Embarrassment of Riches

I’ve written before about art thumbnails, the initial sketch for a scene that we use to make sure the layout and storytelling work.

three alternate thumbnail sketchesThis set seems particularly hard to choose between. They work in a purely functional sense (i.e. they can be covered with text and still read well). But each has some nice elements. For example, alternative 1 has a closeup, which is nice. But alternative 2 is good for showing the extended family. And I particularly like the children in all three.

Art Styles

One of the ways that Six Ages is following in the footsteps of its predecessor is to use very distinct art styles for different purposes. Here’s a brief look at the directions we’re going.

The Distant Past

HealerAlthough we debated a variety of styles, in the end we decided to stick with a “woodcut” look to represent things that took place a long time ago (i.e. for the clan questionnaire). I found our artist because she had a show at the gallery a few blocks away. Here’s a look at a Gods War event by Damara Kaminecki.

The Present

Troll tradersKeeping the ink and watercolor style for the bulk of the illustrations, which are set in the here-and-now, was not really questioned. We did consider different nuances, and Jan Pospíšil did a few test pieces. There are a number of artists working in this style — this is one of Jan’s early pieces, which helped establish the tone. (Note that the trolls are awake early, since the sun has not fully set.)

The Otherworld

Blue DragonThe world of the gods is key to a game set in Glorantha, and we again wanted a look that was very different from the mundane world. We didn’t have any preconceptions, though once again we were drawn to Magic: The Gathering artists. But we ended up going with a local artist, who has a distinctive style. Here’s Michelle Lockamy’s take on a Gloranthan archetype, the blue dragon.

Sweeps Week

s235-pencils-cropSince essentially all of the game’s scenes have been written and coded, I figured it’s time to start sweeping.

“Sweep” is the term we use when we find an issue, and realize that it could apply to every scene in the game.

For example, the bug report

I noticed a [q > 4] which is probably not possible
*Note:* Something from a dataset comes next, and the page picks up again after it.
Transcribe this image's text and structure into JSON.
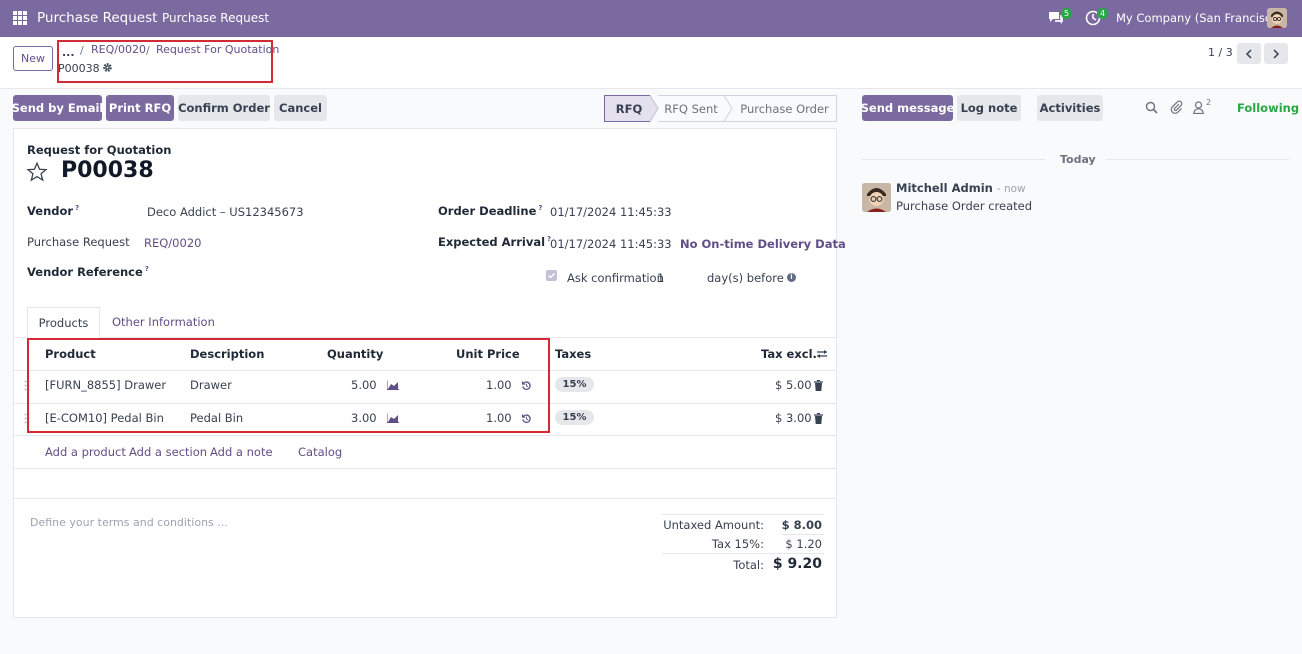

is something that could affect any scene. So today I searched every script (i.e. swept the code) for similar patterns (e.g. [q = 4] was also a problem, because in rare cases, the special variable q can indeed be set to 5).

And the task

Tag @cattleWard for Cattle Ward blessing

meant I had to go through every script and see if the blessing (“Protects our cattle herds from predators”) was relevant. If so, the script needed the tag. Going through everything, I realized that the description actually needed to change, to “Protects our cattle herds from raids and predators.”

The sweep that’s had the biggest impact has been

Sweep to be sure ChooseLeader is followed by a leader test

In other words, if you pick a leader, then it’s that leader’s Bargaining or Combat that will be used to overcome opposition. We had tried to catch these cases, but missed a few. And this was by far the most brute force sweep, since ChooseLeader is very common.

It looks like there are about 15 of these in our bug tracker, and about half are done. I expect to finish them this week.


Concept Inspiration

Raven ConceptSomewhere along the line, Jan Pospíšil drew a concept sketch that I liked, but that didn’t seem right for a member of the player’s clan (which was the original thought).

Recently, Robin Laws and I were going over the interactive scenes that are currently in the game, and figuring out what was lacking. He came up with a new scene that seemed like it perfectly fit the sketch.

So the scene is now written and coded, and we’ll be doing a full illustration based on the quick design. Sometimes good concept ideas never make it into the game, but I’m glad this one can.


When we work with illustrators, we’re still using much the same process as we did with King of Dragon Pass. We first get a thumbnail sketch to figure out the basic layout of the illustration, then get a more refined pencil sketch. We’ve also been reviewing an inked version, and then a colored version. Some of these terms are no longer as literal as they were back in the 1990s (more artists are using a digital process, so there may not be actual pencils or ink pens involved), but the same basic idea of refinement is the same.

One thing I’ve found a bit different in this project is what different artists consider as a thumbnail. I had never seen color used in a thumbnail before, but two artists have done so. And some of the thumbnails are very polished.

A few artists will also produce a lot of alternatives (in one case, a thumbnail was so different that it generated a new scene).

Here’s a representative sample, from five of our artists.


I chose these to show the range of detail. Some of these may not actually end up in the game. But they’re all perfectly good thumbnails that start the process of illustrating an interactive scene.